Political Economy of Education and Development (EDHI606)
Alternative Education, Alternative Development (EDHI684)
Globalization and Education (EDHI710)
Intercultural Education and International Student Exchange.Intercultural education is of paramount importance in today’s world where contact across cultures is increasing exponentially. This specialization offers an examination of the fundamental issues that combines culture, education, and development. These issues have recently been gaining importance to universities as they offer opportunities for much needed student exchange and study abroad. This specialization offers an examination of the higher education context in which those initiatives take place. Courses might include:
Education and Culture in a Global Context (EDHI607)
International Higher Education (EDHI750)
The College Experience (EDHI664)
In addition to the above specializations, others are possible. For example, students have developed specializations in professional areas such as Early Childhood Education, Special Education, Primary and Secondary Education, Teacher Education, Education Leadership, Education Policy, Higher Education, and Public Health Education.
Specializations have also been developed in social science disciplines and applied areas such as Anthropology, Economics, Public Policy, Sociology, and Women’s Studies. The University of Maryland is a strong multiversity, offering many specializations, and we strongly encourage students to take additional courses outside of the IEP program from elsewhere in the Department, the College, the University, and the Region. IEP students are generally welcomed in all these places.
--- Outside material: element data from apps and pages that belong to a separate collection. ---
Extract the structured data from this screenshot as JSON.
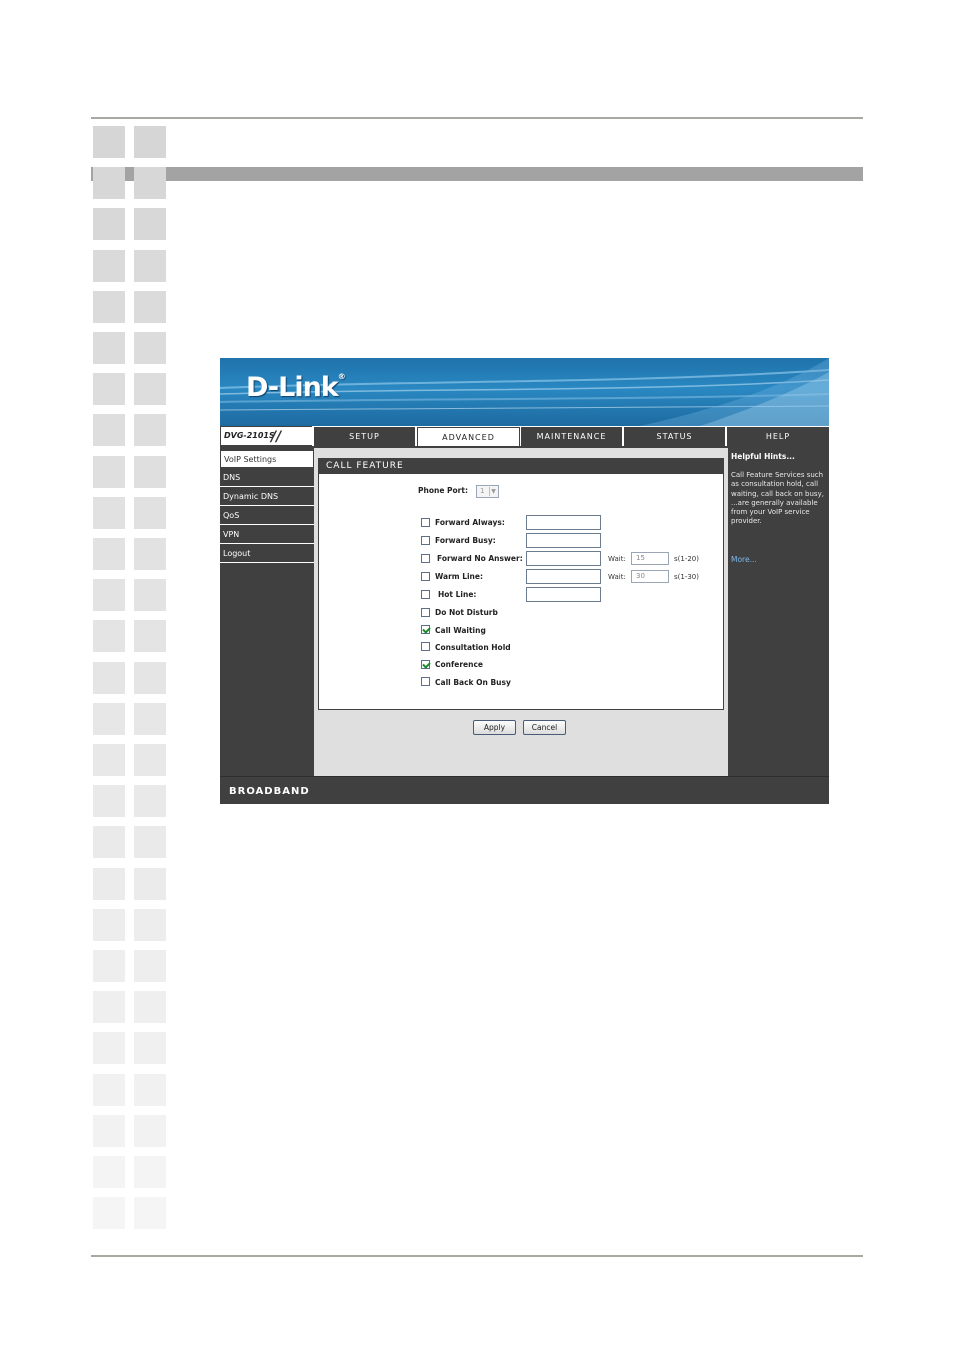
{
  "app": {
    "logo": "D-Link",
    "logo_mark": "®",
    "model": "DVG-2101S",
    "model_slashes": "//",
    "footer": "BROADBAND"
  },
  "tabs": [
    {
      "label": "SETUP"
    },
    {
      "label": "ADVANCED"
    },
    {
      "label": "MAINTENANCE"
    },
    {
      "label": "STATUS"
    },
    {
      "label": "HELP"
    }
  ],
  "sidebar": {
    "items": [
      {
        "label": "VoIP Settings"
      },
      {
        "label": "DNS"
      },
      {
        "label": "Dynamic DNS"
      },
      {
        "label": "QoS"
      },
      {
        "label": "VPN"
      },
      {
        "label": "Logout"
      }
    ]
  },
  "panel": {
    "title": "CALL FEATURE",
    "phone_port_label": "Phone Port:",
    "phone_port_value": "1",
    "features": [
      {
        "label": "Forward Always:",
        "checked": false
      },
      {
        "label": "Forward Busy:",
        "checked": false
      },
      {
        "label": "Forward No Answer:",
        "checked": false
      },
      {
        "label": "Warm Line:",
        "checked": false
      },
      {
        "label": "Hot Line:",
        "checked": false
      },
      {
        "label": "Do Not Disturb",
        "checked": false
      },
      {
        "label": "Call Waiting",
        "checked": true
      },
      {
        "label": "Consultation Hold",
        "checked": false
      },
      {
        "label": "Conference",
        "checked": true
      },
      {
        "label": "Call Back On Busy",
        "checked": false
      }
    ],
    "wait_label": "Wait:",
    "no_answer_wait": "15",
    "no_answer_range": "s(1-20)",
    "warm_line_wait": "30",
    "warm_line_range": "s(1-30)"
  },
  "buttons": {
    "apply": "Apply",
    "cancel": "Cancel"
  },
  "hints": {
    "title": "Helpful Hints...",
    "text": "Call Feature Services such as consultation hold, call waiting, call back on busy, ...are generally available from your VoIP service provider.",
    "more": "More..."
  },
  "colors": {
    "nav_dark": "#404040",
    "banner_blue": "#2a88c2",
    "link_blue": "#7fb8ea",
    "check_green": "#1b8a2a"
  }
}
Academic deadlines are provided by the Office of the Registrar for the academic year. Students should refer to the deadlines listed in Important Dates prior to the beginning of the degree completion semester.
Students should check with their Department or Program for any deadlines it may have. Please contact:
Carol Scott, Coordinator of Graduate Studies
Counseling, Higher Education, and Special Education
Visit the Department of Counseling, High Education and Special Education program handbooks and forms page.
The Graduate Student Life Handbook provides information on academics, campus resources, finances, health, job opportunities, and information on how to get involved as a graduate student.
Graduate students in the College of Education are responsible for meeting University and the Graduate School policy, and for meeting Program requirements. The Graduate Catalog is the official listing of Policies governing graduate education at the University of Maryland. The schedule adjustment policy is available from the Office of the Registrar and provides information on adding and dropping courses, penalties, and refund schedules.
Graduate students are required to submit various forms at specific points in the program and as part of the degree clearance process. Please refer to Steps Toward Graduation to determine the steps and forms that are required. Click here to access forms used by graduate students.